Who ordered a detective agency to spy on Catalonia's conservative leader Alicia Sánchez-Camacho? The million-dollar question is closer to getting a definitive answer. After an intense legal debate, Attorney General Eduardo Torres-Dulce has approved a request by anti-corruption prosecutors to keep investigating the case even though Camacho herself has dropped the charges.
Attorneys Emilio Sánchez and Fernando Bermejo will continue to delve into the events that led to a microphone being concealed at the table where Camacho, the Popular Party (PP) leader in Catalonia, had lunch with a former girlfriend of Jordi Pujol Ferrusola, one of the sons of longtime Catalan premier Jordi Pujol, of the nationalist CiU.
During this lunch, which took place at a restaurant called La Camarga in July 2010, Victoria Álvarez told Camacho that while she and Pujol Ferrusola were dating, the political scion used to travel to the nearby state of Andorra, a notorious tax haven, and return with wads of 200- and 500-euro notes. A judge is investigating these allegations.
Around two weeks ago, Camacho reached an out-of-court settlement with the detective agency in charge of the spying job, Método 3, the Catalan senator then dropping the charges in exchange for 80,000 euros and Método 3's acceptance of all responsibility in the case. She also declined to appear as a private plaintiff in ongoing criminal proceedings over the alleged political espionage.
"Pact of silence"
Her decision drew criticism from other parties, which accused her of connivance in a "pact of silence" regarding the true identity of the individual who ordered the spying. In February, when the case made the news, the national daily El Mundo pointed the finger at José Zaragoza, the former organization secretary for the Catalan Socialists. But Método 3 detectives who were arrested in relation to the case, including agency chief Paco Marco, said that people in the PP were aware of the spying, even Camacho herself.
Her decision to drop the charges nearly brought the investigation to a halt, since the alleged crime is considered "semi-public" in nature meaning the plaintiff's pardon extinguishes all penal responsibility.
But prosecutors explored ways of keeping the case open and found one: because Camacho is a deputy and a senator, prosecutors argued that she belongs to high-ranking state institutions and that the case falls into the "public interest" category. The attorney general, after some deliberation, has agreed with their views.

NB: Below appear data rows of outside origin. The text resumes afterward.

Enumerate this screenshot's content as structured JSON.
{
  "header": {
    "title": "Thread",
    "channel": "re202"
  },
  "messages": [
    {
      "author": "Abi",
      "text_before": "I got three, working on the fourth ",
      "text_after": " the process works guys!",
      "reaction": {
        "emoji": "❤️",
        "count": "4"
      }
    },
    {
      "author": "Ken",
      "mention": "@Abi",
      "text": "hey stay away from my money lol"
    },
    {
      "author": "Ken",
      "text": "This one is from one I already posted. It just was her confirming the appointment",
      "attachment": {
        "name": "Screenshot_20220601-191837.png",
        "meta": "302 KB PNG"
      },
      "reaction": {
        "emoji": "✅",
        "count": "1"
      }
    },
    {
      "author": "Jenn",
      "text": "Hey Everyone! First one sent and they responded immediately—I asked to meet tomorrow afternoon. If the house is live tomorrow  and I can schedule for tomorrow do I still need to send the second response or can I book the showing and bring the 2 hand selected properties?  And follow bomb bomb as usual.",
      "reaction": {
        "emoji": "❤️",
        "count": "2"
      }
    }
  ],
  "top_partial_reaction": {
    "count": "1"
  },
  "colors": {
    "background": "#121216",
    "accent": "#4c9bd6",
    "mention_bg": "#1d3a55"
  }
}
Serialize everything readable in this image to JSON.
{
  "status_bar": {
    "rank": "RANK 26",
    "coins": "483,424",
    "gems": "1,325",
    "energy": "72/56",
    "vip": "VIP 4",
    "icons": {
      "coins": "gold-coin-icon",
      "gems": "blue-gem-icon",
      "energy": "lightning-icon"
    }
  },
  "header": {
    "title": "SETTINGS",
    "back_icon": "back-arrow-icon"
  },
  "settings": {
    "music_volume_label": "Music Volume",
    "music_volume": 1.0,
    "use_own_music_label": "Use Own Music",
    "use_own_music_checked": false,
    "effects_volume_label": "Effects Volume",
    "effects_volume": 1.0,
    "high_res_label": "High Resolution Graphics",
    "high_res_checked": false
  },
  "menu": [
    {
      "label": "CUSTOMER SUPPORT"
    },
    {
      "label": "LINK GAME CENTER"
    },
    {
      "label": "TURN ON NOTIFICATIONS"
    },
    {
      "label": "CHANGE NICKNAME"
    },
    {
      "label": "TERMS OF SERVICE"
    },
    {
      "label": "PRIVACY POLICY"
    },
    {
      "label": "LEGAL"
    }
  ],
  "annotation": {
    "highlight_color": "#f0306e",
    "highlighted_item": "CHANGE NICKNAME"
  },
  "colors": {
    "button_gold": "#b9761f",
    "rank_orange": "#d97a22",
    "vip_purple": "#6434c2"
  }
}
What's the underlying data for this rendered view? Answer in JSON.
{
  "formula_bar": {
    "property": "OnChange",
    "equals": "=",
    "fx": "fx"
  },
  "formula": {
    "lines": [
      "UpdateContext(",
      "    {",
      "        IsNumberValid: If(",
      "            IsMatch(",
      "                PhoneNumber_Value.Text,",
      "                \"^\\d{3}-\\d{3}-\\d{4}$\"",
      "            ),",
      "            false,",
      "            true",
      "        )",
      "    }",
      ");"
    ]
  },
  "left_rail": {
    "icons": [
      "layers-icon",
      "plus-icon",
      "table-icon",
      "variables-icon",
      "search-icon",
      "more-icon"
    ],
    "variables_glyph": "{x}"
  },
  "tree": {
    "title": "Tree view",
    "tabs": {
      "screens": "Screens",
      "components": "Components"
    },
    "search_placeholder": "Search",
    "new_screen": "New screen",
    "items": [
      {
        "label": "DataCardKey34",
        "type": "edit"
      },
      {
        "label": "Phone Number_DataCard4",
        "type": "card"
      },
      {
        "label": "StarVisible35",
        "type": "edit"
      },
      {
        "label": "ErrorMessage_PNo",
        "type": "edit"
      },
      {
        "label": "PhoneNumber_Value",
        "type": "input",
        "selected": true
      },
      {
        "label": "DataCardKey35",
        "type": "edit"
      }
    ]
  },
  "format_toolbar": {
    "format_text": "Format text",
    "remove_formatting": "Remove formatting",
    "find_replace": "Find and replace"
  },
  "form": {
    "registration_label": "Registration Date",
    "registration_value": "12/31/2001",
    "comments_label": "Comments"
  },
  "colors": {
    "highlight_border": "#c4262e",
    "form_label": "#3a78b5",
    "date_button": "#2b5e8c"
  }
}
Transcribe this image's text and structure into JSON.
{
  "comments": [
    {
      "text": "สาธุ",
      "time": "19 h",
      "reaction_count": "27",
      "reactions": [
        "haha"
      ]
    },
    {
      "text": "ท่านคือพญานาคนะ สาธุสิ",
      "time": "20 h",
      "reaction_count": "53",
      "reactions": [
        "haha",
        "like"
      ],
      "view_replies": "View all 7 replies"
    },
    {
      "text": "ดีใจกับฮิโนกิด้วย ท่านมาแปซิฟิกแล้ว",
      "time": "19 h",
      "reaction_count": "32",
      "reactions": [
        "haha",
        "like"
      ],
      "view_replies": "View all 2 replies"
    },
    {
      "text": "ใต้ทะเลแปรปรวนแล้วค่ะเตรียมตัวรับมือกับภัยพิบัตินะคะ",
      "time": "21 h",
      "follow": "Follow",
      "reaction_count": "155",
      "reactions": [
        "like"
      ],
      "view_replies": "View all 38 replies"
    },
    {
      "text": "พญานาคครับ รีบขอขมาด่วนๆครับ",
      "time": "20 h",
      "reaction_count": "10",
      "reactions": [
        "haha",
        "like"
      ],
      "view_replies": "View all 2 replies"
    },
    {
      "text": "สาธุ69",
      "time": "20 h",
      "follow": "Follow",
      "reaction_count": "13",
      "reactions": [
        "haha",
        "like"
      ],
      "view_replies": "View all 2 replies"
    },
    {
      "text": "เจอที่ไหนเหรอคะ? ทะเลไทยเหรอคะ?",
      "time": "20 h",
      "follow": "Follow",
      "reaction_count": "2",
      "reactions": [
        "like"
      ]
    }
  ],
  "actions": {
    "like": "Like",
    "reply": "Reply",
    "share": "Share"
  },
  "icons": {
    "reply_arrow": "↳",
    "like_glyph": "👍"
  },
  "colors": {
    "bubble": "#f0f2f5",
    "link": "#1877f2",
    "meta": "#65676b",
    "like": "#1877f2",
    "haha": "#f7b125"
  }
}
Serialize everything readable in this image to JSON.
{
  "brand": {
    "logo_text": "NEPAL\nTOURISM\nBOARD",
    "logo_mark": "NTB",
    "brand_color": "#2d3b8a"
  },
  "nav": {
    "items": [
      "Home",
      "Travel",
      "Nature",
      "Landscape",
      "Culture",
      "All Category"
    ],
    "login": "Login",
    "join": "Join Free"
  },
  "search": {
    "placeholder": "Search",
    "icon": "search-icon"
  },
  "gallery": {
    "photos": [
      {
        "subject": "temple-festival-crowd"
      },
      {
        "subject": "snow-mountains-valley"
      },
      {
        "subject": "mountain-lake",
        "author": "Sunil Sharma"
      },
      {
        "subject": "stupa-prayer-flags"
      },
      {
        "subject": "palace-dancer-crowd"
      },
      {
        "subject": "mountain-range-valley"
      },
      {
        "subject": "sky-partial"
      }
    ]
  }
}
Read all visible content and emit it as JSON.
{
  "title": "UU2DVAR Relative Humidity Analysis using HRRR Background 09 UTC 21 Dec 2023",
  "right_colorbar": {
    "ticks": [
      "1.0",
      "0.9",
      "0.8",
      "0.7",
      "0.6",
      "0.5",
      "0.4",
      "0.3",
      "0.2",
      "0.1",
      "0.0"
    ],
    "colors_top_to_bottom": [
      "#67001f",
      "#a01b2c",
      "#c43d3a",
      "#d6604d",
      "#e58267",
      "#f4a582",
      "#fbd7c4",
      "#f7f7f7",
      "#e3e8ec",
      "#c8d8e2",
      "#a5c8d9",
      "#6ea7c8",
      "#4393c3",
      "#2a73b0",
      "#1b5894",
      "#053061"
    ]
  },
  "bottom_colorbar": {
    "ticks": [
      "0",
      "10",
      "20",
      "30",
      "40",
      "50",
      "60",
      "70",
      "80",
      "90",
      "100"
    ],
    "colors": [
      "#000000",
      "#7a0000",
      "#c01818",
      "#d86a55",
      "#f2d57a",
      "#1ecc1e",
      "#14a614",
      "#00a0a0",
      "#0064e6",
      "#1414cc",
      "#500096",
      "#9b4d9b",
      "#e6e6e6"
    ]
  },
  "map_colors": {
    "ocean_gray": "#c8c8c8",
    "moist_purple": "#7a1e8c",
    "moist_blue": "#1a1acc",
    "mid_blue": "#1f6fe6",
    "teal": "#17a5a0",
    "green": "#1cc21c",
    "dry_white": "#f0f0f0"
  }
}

Meanwhile, the police already believe they have a solid theory as to the identity of the person who had Camacho spied on, and a preliminary report has been sent to the attorney's office.